"Well good luck Henry. This is where we part company." The men had walked outside the county building. Roskelley pointed a skinny finger across the river. "The building just to the right of the Washington Water Power sign is city hall. Go down two blocks and turn right. You'll cross the Post Street bridge and be at city hall."

Henry thanked Roskelley and went on his way. Two hours later he ambled into city hall and found Mayor Talbott and the council.

"Henry, thank goodness you're here," said Talbott. "You're just in time to help us with a parking crisis."

Henry smiled. "I'm here to help Mayor. The parking garage at Riverpark Square is a difficult situation, but if we pull together as a team I'm sure we can resolve the financial problems that exist there."

Talbott gave Henry a stern glance. "I'm not talking about that parking crisis. I'm talking about my personal parking crisis. Those morons running the Opera House said I couldn't park my car in front of the building for events. I'm the Mayor of the City of Spokane. The city owns that facility. That means I should get to park there anytime I want. It also means I should get two complimentary tickets for any event taking place in the Opera House or any other city owned facility."

"Gosh John, you never brought this up before," giggled Roberta Green. "Are you trying to increase your visibility at taxpayer expense in your run for fall election?"

The Steve Brothers cast a frown at Roberta. "The Mayor has a point," said Steve E. "As principal leaders of the city I think we should all get free parking and free tickets."

"Here, here," chimed in Steve C. "Can I have a sign with my name on it?"

It was Roberta's turn to frown. "Are you all nuts? We've got a parking garage only four blocks away from the Opera House that is set to lose a million and a half dollars this year and you clowns are whining about free parking.

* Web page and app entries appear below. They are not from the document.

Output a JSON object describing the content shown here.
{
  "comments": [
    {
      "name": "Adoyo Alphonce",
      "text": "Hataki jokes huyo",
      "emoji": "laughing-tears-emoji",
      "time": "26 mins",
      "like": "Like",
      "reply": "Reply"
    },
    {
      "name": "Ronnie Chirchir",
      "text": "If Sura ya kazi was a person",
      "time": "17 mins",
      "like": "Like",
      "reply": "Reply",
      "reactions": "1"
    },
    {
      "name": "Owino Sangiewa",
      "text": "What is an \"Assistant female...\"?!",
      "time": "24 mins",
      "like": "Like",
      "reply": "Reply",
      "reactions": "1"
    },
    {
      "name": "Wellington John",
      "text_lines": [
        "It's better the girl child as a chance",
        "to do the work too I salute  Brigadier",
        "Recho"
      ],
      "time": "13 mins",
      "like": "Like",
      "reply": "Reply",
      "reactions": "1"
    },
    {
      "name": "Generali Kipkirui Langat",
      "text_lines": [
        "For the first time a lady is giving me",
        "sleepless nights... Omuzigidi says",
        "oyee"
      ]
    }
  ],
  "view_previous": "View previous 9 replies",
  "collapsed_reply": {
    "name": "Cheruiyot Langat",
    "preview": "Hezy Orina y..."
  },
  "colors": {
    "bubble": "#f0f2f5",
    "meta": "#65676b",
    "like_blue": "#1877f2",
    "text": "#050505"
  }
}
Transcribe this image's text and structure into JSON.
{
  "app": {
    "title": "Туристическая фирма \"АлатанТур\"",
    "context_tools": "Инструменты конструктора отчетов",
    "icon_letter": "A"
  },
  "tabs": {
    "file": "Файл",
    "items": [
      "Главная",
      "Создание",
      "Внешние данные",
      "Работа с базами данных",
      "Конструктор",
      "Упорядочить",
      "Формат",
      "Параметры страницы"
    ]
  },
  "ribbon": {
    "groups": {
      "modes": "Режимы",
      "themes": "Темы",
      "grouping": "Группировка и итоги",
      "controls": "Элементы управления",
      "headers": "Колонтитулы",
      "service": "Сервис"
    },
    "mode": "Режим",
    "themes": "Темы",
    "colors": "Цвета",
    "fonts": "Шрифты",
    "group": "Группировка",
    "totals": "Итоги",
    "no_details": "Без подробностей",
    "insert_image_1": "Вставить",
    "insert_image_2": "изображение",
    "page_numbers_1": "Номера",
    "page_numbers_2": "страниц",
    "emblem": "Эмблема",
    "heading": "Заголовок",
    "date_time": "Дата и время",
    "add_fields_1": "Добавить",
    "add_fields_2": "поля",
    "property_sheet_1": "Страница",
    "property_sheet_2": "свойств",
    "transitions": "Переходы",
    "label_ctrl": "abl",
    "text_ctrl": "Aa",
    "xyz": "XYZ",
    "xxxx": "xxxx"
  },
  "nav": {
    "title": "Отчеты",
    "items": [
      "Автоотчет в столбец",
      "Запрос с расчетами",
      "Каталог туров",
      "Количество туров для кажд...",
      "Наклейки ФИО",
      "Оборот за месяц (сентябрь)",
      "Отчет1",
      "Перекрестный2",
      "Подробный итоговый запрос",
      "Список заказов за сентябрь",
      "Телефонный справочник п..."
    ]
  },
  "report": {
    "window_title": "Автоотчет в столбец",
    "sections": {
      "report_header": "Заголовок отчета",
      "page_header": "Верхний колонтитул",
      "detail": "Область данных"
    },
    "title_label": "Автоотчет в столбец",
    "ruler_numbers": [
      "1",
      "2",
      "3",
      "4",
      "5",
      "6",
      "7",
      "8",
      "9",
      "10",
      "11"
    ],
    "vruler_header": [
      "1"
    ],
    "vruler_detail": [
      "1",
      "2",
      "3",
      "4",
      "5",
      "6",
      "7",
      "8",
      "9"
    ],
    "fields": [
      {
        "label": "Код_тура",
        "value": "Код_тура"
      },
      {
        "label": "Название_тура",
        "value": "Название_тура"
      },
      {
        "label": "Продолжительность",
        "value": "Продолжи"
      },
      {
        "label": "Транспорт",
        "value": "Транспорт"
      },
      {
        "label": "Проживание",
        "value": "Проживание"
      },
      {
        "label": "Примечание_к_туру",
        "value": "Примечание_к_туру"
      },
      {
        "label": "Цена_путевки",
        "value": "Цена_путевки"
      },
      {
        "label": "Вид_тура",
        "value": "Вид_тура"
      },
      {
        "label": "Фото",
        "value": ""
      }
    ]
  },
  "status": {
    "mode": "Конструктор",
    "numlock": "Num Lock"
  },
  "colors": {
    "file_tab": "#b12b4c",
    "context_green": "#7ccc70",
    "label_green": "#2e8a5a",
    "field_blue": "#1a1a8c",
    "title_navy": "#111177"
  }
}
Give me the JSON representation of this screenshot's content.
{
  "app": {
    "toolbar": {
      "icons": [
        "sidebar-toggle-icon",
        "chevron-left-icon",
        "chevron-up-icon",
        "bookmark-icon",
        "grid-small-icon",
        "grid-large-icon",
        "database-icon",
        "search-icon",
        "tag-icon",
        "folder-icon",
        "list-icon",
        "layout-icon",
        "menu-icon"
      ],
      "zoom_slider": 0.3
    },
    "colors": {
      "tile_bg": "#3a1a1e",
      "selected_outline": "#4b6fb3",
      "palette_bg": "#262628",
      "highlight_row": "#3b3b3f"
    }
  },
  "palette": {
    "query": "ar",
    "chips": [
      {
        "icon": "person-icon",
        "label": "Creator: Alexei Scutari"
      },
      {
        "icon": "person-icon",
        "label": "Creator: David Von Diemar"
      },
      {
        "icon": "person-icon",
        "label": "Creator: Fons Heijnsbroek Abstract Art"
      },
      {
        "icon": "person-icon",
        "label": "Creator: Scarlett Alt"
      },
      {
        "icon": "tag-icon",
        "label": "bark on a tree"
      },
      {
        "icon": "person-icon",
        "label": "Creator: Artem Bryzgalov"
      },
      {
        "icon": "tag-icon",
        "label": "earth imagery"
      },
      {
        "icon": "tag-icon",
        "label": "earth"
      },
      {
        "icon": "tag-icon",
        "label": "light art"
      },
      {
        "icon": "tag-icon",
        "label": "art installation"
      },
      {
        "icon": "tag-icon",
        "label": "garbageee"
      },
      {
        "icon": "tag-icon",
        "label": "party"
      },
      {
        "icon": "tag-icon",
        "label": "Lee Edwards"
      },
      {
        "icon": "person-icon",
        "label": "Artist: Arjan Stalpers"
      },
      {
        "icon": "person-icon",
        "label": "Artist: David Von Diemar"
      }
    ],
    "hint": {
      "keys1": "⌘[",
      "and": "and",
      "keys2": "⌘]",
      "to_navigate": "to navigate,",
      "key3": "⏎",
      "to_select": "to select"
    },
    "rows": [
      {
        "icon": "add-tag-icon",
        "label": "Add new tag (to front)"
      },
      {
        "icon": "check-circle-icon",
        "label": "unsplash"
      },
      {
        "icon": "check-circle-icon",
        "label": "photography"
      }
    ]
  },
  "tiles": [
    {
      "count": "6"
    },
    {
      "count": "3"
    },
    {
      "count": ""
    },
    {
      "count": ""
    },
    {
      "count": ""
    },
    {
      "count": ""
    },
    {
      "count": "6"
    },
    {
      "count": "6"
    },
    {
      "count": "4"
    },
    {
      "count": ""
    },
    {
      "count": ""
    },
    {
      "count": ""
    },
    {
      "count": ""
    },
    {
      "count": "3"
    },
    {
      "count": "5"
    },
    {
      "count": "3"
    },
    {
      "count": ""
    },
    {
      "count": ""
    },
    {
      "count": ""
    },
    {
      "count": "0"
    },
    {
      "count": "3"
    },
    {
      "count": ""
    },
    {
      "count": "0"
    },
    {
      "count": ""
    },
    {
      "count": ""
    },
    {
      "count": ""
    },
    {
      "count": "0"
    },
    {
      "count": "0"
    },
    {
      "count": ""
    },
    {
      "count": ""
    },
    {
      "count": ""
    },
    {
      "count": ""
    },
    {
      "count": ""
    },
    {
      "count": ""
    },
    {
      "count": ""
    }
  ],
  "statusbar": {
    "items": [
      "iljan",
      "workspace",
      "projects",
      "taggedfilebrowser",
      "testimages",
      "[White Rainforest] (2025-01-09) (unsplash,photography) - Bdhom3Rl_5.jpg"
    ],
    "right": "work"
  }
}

I think it's up to us to provide an example for this community. We should all start parking in the new garage and we can walk to the Opera House."

Talbott stared thoughtfully at Roberta. "She's right everyone. We need to set an example for the rest of the community. Where would be a good place in there for us to park free?"

Henry never lost his smile.